And the mental health advocates assert very loudly, indeed. Bill Hirsh, director of the Mental Health Association, savaged the guest home's neighbors at a Planning Commission hearing late last month. In an increasingly sonic whine, Hirsh insisted that because of need, the city should feel free to waive density rules at residential care homes. And, he contended, the city should brush off the concerns of the neighbors, because there is no legal need for their approval of the proposed expansion.
Hirsh is a lawyer, and in a narrow sense he is right. The city is not legally required to take the neighbors' point of view in-to account.
But how credible is he, really, on this issue?
In an interview, he admitted he had never visited the Johnson home, or seen it from the outside. And he has never tried to read the file on the home at the Community Care Licensing Bureau.
I have done the research, and I think I've come up with an approach that will help the city's planning commissioners sort through the back-and-forth arguing about the Johnson Group Home.
The biggest problem with the guest home, and I suspect with many other long-term residential care facilities, is simple, and not open to interpretation or spin. There are just too many damn people in too small of a space, and the situation would only worsen if eight more people were put in the home.
Yes, the argument over the Johnson Guest Home does center on the quality of life of the mentally ill. But their quality of life will be improved by specifically not doing what the so-called mental health advocates have so loudly and arrogantly campaigned for.
The Johnsons currently house 18 residents in 11 bedrooms; there are three bathrooms.

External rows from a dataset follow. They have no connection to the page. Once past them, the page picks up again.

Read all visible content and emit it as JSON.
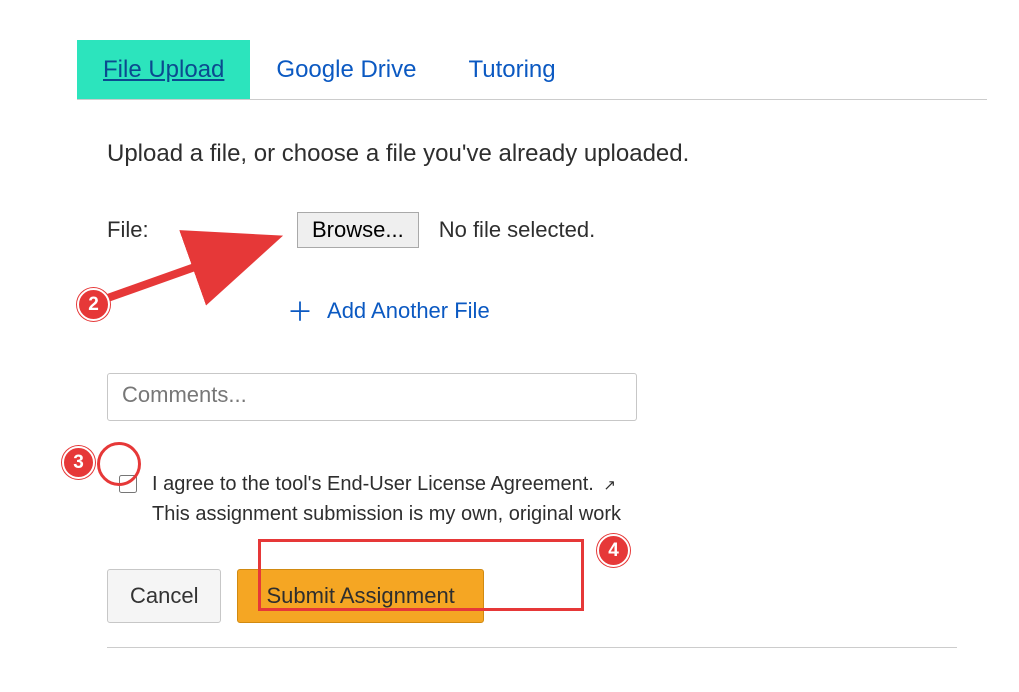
{
  "tabs": {
    "file_upload": "File Upload",
    "google_drive": "Google Drive",
    "tutoring": "Tutoring"
  },
  "instruction": "Upload a file, or choose a file you've already uploaded.",
  "file": {
    "label": "File:",
    "browse": "Browse...",
    "no_file": "No file selected."
  },
  "add_another": "Add Another File",
  "comments_placeholder": "Comments...",
  "agreement": {
    "line1": "I agree to the tool's End-User License Agreement.",
    "line2": "This assignment submission is my own, original work"
  },
  "buttons": {
    "cancel": "Cancel",
    "submit": "Submit Assignment"
  },
  "annotations": {
    "n2": "2",
    "n3": "3",
    "n4": "4"
  }
}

They are asking the Planning Commission to let them house 26 people in 16 bedrooms with four bathrooms.
The planning code and the state licensed care home law contain some broad outlines regarding density. And the 26-people-in-16-rooms proposal may, with the right massaging, fit into the realm of the legally acceptable.
But 26 people in 16 bedrooms is too crowded. Way too crowded, when you're talking about people with the kinds of problems afflicting those housed at the Johnson facility. If the expansion were allowed, the residents couldn't have the level of privacy and elbow room they need to enjoy life, under any reasonable definition of the word "enjoy."

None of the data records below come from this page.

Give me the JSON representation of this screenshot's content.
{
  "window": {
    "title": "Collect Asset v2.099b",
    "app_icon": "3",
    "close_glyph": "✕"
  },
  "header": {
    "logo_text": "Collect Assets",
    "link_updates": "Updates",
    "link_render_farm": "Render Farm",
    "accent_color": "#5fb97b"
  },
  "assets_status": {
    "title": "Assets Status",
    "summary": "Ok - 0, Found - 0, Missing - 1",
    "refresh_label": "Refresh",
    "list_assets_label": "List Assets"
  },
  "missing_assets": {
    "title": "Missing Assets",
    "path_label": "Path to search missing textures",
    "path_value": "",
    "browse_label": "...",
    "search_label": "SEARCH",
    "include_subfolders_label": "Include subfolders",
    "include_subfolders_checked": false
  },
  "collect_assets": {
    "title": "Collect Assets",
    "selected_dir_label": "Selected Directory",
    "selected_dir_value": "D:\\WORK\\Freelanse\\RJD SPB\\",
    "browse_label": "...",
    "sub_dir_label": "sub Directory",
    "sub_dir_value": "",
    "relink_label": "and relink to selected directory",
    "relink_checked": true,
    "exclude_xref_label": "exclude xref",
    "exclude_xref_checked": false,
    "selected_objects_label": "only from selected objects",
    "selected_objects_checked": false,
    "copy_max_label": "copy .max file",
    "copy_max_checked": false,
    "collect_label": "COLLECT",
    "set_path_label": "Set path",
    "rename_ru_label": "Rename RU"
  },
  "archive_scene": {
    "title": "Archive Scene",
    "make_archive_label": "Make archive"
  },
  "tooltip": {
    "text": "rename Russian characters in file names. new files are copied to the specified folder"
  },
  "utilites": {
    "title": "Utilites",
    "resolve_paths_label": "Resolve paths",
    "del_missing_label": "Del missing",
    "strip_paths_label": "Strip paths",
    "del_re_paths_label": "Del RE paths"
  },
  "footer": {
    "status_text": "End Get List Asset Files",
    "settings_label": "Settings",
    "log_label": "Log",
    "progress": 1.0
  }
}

When public officials face difficult decisions -- decisions for which they will be damned, regardless -- they should go back to basics. In this case, the basics involve helping mentally ill people live humanely. I am absolutely certain that the decision that best serves those 18 troubled people at the foot of Potrero Hill will also serve the long-term political interests of the planning officials who make it, no matter how many smug, unreconstructed liberal advocates are stirred into frothy rages.